And even before he had recorded the song, Bill had appeared in Crossroads several times as an extra – although he never actually got the chance to speak to Gordon.
"We would just wait in a room outside the studio, and then be called in when they wanted somebody to walk through a particular scene – we weren't allowed to speak because it would have cost them a higher fee," he recalls.
"I never got the chance to speak to Noele, although I did see her across the room. The guy who played Adam Chance, Tony Adams, he was very friendly and he would always come and have a chat to you."
The new series Nolly is the work of Doctor Who writer Russell T Davies, who was a big fan of the series growing up. And Bill says he can't wait to see how Bonham Carter will portray the actress.
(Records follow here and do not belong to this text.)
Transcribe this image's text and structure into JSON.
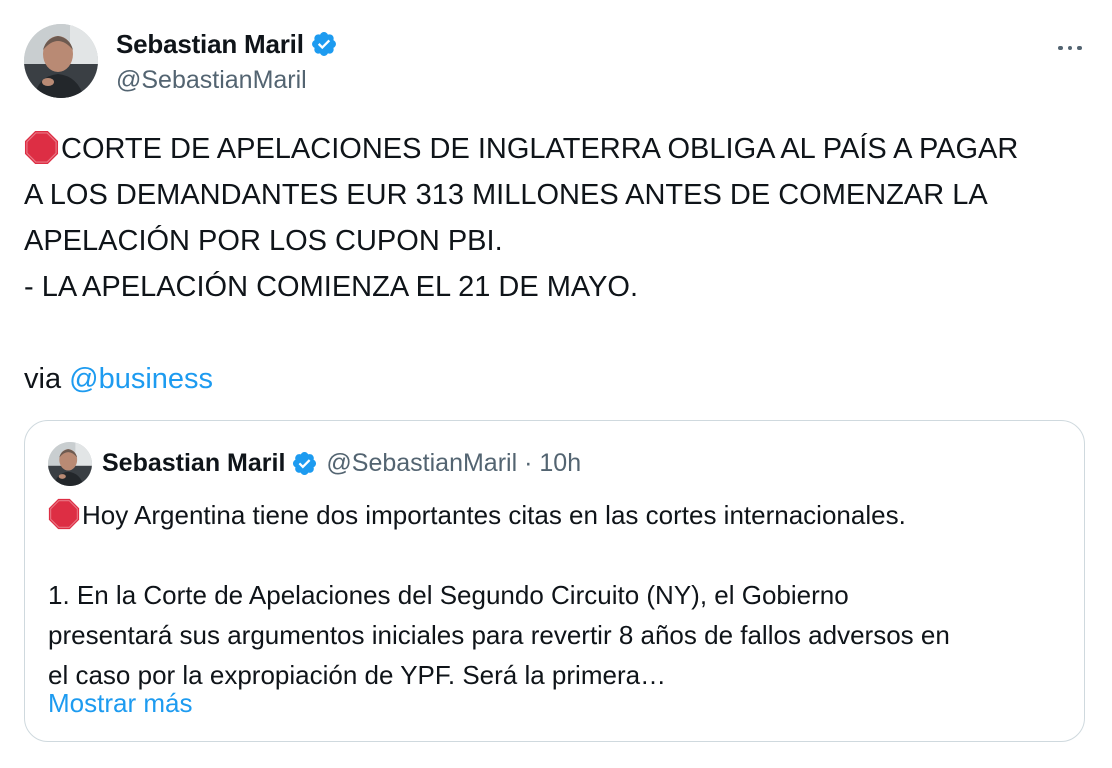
{
  "tweet": {
    "author": {
      "display_name": "Sebastian Maril",
      "handle": "@SebastianMaril",
      "verified": true
    },
    "body_lines": [
      "CORTE DE APELACIONES DE INGLATERRA OBLIGA AL PAÍS A PAGAR",
      "A LOS DEMANDANTES EUR 313 MILLONES ANTES DE COMENZAR LA",
      "APELACIÓN POR LOS CUPON PBI.",
      "- LA APELACIÓN COMIENZA EL 21 DE MAYO."
    ],
    "via_prefix": "via",
    "via_mention": "@business",
    "leading_emoji": "stop-sign-icon"
  },
  "quoted_tweet": {
    "display_name": "Sebastian Maril",
    "handle": "@SebastianMaril",
    "separator": "·",
    "time": "10h",
    "verified": true,
    "lines": [
      "Hoy Argentina tiene dos importantes citas en las cortes internacionales.",
      "1. En la Corte de Apelaciones del Segundo Circuito (NY), el Gobierno",
      "presentará sus argumentos iniciales para revertir 8 años de fallos adversos en",
      "el caso por la expropiación de YPF. Será la primera…"
    ],
    "show_more": "Mostrar más"
  },
  "colors": {
    "text": "#0f1419",
    "secondary": "#536471",
    "link": "#1d9bf0",
    "border": "#cfd9de",
    "stop_red": "#dd2e44"
  }
}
He also hopes it will shed some light on the real reason why Gordon was written out of the show after 17 years. In typical Crossroads fashion, her character went out with a bang. Viewers were led to believe she had perished in a fire at the motel, having overdone the tranquilisers moments before a scene which utilised some pretty spectacular pyrotechnics. But days later she reappeared, setting off for a cruise on the QE2. Little explanation was given as to how she had escaped the blaze, having apparently dozed off in an armchair which was shown going up in flames. It was never really explained how she had been able to disappear off the face of the earth for several days before reappearing.
Not everyone was sad to see the back of Gordon.
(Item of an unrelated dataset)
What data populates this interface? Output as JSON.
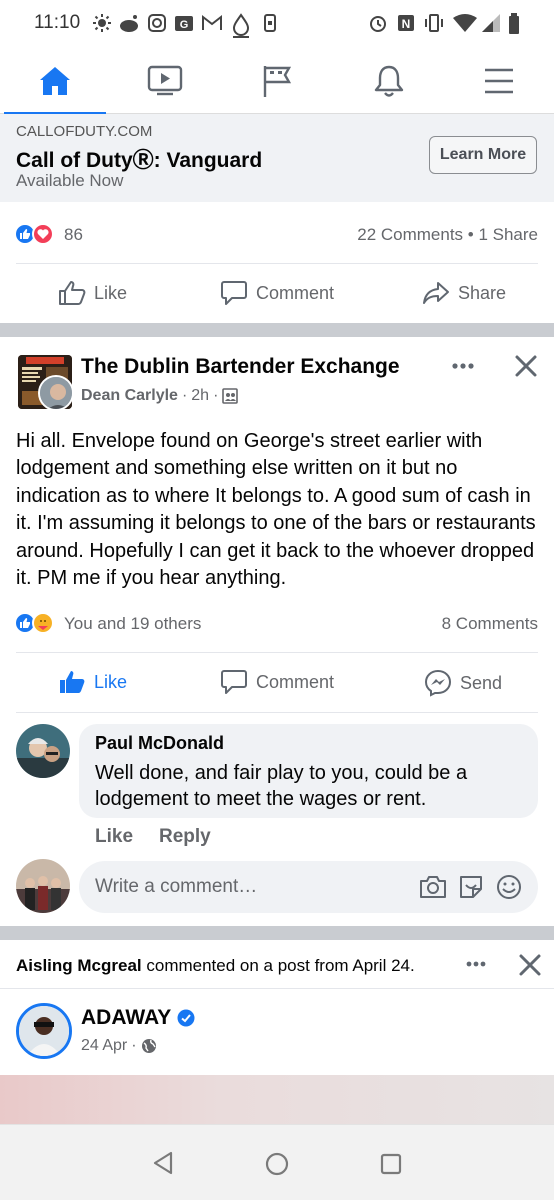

Actor John Bentley, who played her on-screen husband Hugh Mortimer, told the Sunday People she got what she deserved.
"After never turning a hair when other artistes got the Crossroads chop she is herself being unceremoniously booted out," he said.
"Many of those who are left will doubtless breathe sighs of relief.
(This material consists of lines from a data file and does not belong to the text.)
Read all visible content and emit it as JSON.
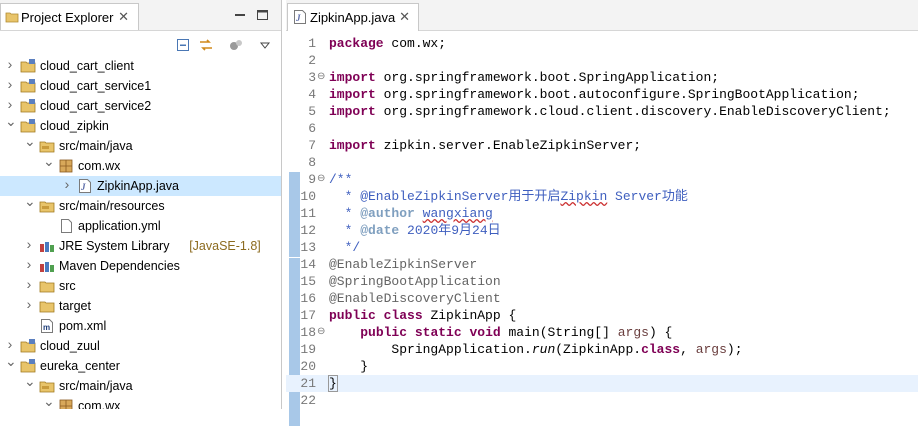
{
  "explorer": {
    "title": "Project Explorer",
    "items": [
      {
        "label": "cloud_cart_client",
        "decoration": "",
        "expanded": false,
        "depth": 0,
        "icon": "project-icon"
      },
      {
        "label": "cloud_cart_service1",
        "decoration": "",
        "expanded": false,
        "depth": 0,
        "icon": "project-icon"
      },
      {
        "label": "cloud_cart_service2",
        "decoration": "",
        "expanded": false,
        "depth": 0,
        "icon": "project-icon"
      },
      {
        "label": "cloud_zipkin",
        "decoration": "",
        "expanded": true,
        "depth": 0,
        "icon": "project-icon"
      },
      {
        "label": "src/main/java",
        "decoration": "",
        "expanded": true,
        "depth": 1,
        "icon": "source-folder-icon"
      },
      {
        "label": "com.wx",
        "decoration": "",
        "expanded": true,
        "depth": 2,
        "icon": "package-icon"
      },
      {
        "label": "ZipkinApp.java",
        "decoration": "",
        "expanded": false,
        "depth": 3,
        "icon": "java-file-icon",
        "selected": true
      },
      {
        "label": "src/main/resources",
        "decoration": "",
        "expanded": true,
        "depth": 1,
        "icon": "source-folder-icon"
      },
      {
        "label": "application.yml",
        "decoration": "",
        "expanded": null,
        "depth": 2,
        "icon": "file-icon"
      },
      {
        "label": "JRE System Library",
        "decoration": "[JavaSE-1.8]",
        "expanded": false,
        "depth": 1,
        "icon": "library-icon"
      },
      {
        "label": "Maven Dependencies",
        "decoration": "",
        "expanded": false,
        "depth": 1,
        "icon": "library-icon"
      },
      {
        "label": "src",
        "decoration": "",
        "expanded": false,
        "depth": 1,
        "icon": "folder-icon"
      },
      {
        "label": "target",
        "decoration": "",
        "expanded": false,
        "depth": 1,
        "icon": "folder-icon"
      },
      {
        "label": "pom.xml",
        "decoration": "",
        "expanded": null,
        "depth": 1,
        "icon": "maven-file-icon"
      },
      {
        "label": "cloud_zuul",
        "decoration": "",
        "expanded": false,
        "depth": 0,
        "icon": "project-icon"
      },
      {
        "label": "eureka_center",
        "decoration": "",
        "expanded": true,
        "depth": 0,
        "icon": "project-icon"
      },
      {
        "label": "src/main/java",
        "decoration": "",
        "expanded": true,
        "depth": 1,
        "icon": "source-folder-icon"
      },
      {
        "label": "com.wx",
        "decoration": "",
        "expanded": true,
        "depth": 2,
        "icon": "package-icon"
      }
    ]
  },
  "editor": {
    "tab": "ZipkinApp.java",
    "lines": [
      {
        "n": "1",
        "fold": "",
        "html": "<span class=\"kw\">package</span> com.wx;"
      },
      {
        "n": "2",
        "fold": "",
        "html": ""
      },
      {
        "n": "3",
        "fold": "⊖",
        "html": "<span class=\"kw\">import</span> org.springframework.boot.SpringApplication;"
      },
      {
        "n": "4",
        "fold": "",
        "html": "<span class=\"kw\">import</span> org.springframework.boot.autoconfigure.SpringBootApplication;"
      },
      {
        "n": "5",
        "fold": "",
        "html": "<span class=\"kw\">import</span> org.springframework.cloud.client.discovery.EnableDiscoveryClient;"
      },
      {
        "n": "6",
        "fold": "",
        "html": ""
      },
      {
        "n": "7",
        "fold": "",
        "html": "<span class=\"kw\">import</span> zipkin.server.EnableZipkinServer;"
      },
      {
        "n": "8",
        "fold": "",
        "html": ""
      },
      {
        "n": "9",
        "fold": "⊖",
        "html": "<span class=\"jd\">/**</span>"
      },
      {
        "n": "10",
        "fold": "",
        "html": "<span class=\"jd\">  * @EnableZipkinServer用于开启<span class=\"sq\">Zipkin</span> Server功能</span>"
      },
      {
        "n": "11",
        "fold": "",
        "html": "<span class=\"jd\">  * </span><span class=\"jt\">@author</span><span class=\"jd\"> <span class=\"sq\">wangxiang</span></span>"
      },
      {
        "n": "12",
        "fold": "",
        "html": "<span class=\"jd\">  * </span><span class=\"jt\">@date</span><span class=\"jd\"> 2020年9月24日</span>"
      },
      {
        "n": "13",
        "fold": "",
        "html": "<span class=\"jd\">  */</span>"
      },
      {
        "n": "14",
        "fold": "",
        "html": "<span class=\"an\">@EnableZipkinServer</span>"
      },
      {
        "n": "15",
        "fold": "",
        "html": "<span class=\"an\">@SpringBootApplication</span>"
      },
      {
        "n": "16",
        "fold": "",
        "html": "<span class=\"an\">@EnableDiscoveryClient</span>"
      },
      {
        "n": "17",
        "fold": "",
        "html": "<span class=\"kw\">public</span> <span class=\"kw\">class</span> ZipkinApp {"
      },
      {
        "n": "18",
        "fold": "⊖",
        "html": "    <span class=\"kw\">public</span> <span class=\"kw\">static</span> <span class=\"kw\">void</span> main(String[] <span style=\"color:#6a3e3e\">args</span>) {"
      },
      {
        "n": "19",
        "fold": "",
        "html": "        SpringApplication.<span class=\"it\">run</span>(ZipkinApp.<span class=\"kw\">class</span>, <span style=\"color:#6a3e3e\">args</span>);"
      },
      {
        "n": "20",
        "fold": "",
        "html": "    }"
      },
      {
        "n": "21",
        "fold": "",
        "html": "<span class=\"brk\">}</span>",
        "current": true
      },
      {
        "n": "22",
        "fold": "",
        "html": ""
      }
    ]
  },
  "colors": {
    "selection": "#cce8ff",
    "keyword": "#7f0055",
    "javadoc": "#3f5fbf",
    "annotation": "#646464",
    "current_line": "#e8f2fe"
  }
}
"No more will they have to tolerate her terrible tantrums, the rows, the stupid rules of conduct which she imposed like an immovable headmistress."
It is no secret that ATV, which had been ordered to rebrand as Central and invest more in local programming as a condition of retaining its franchise, was under pressure to revamp Crossroads, which the broadcasting regulators hated with zeal.
But could it also be argued that, after 17 years of Meg running the motel, it was time for a shake-up and some new faces? Her exit did, after all, lead to an intriguing power struggle between her warring lieutenants David Hunter and Adam Chance.
"No, I don't think that at all, she was the show," says Bill. And it is true that viewing figures declined over the next seven years, until Crossroads was controversially dropped.
"I can't understand why they did it, you keep your biggest stars," says Bill. "Berry Gordy didn't sack Diana Ross from Motown records, did he?"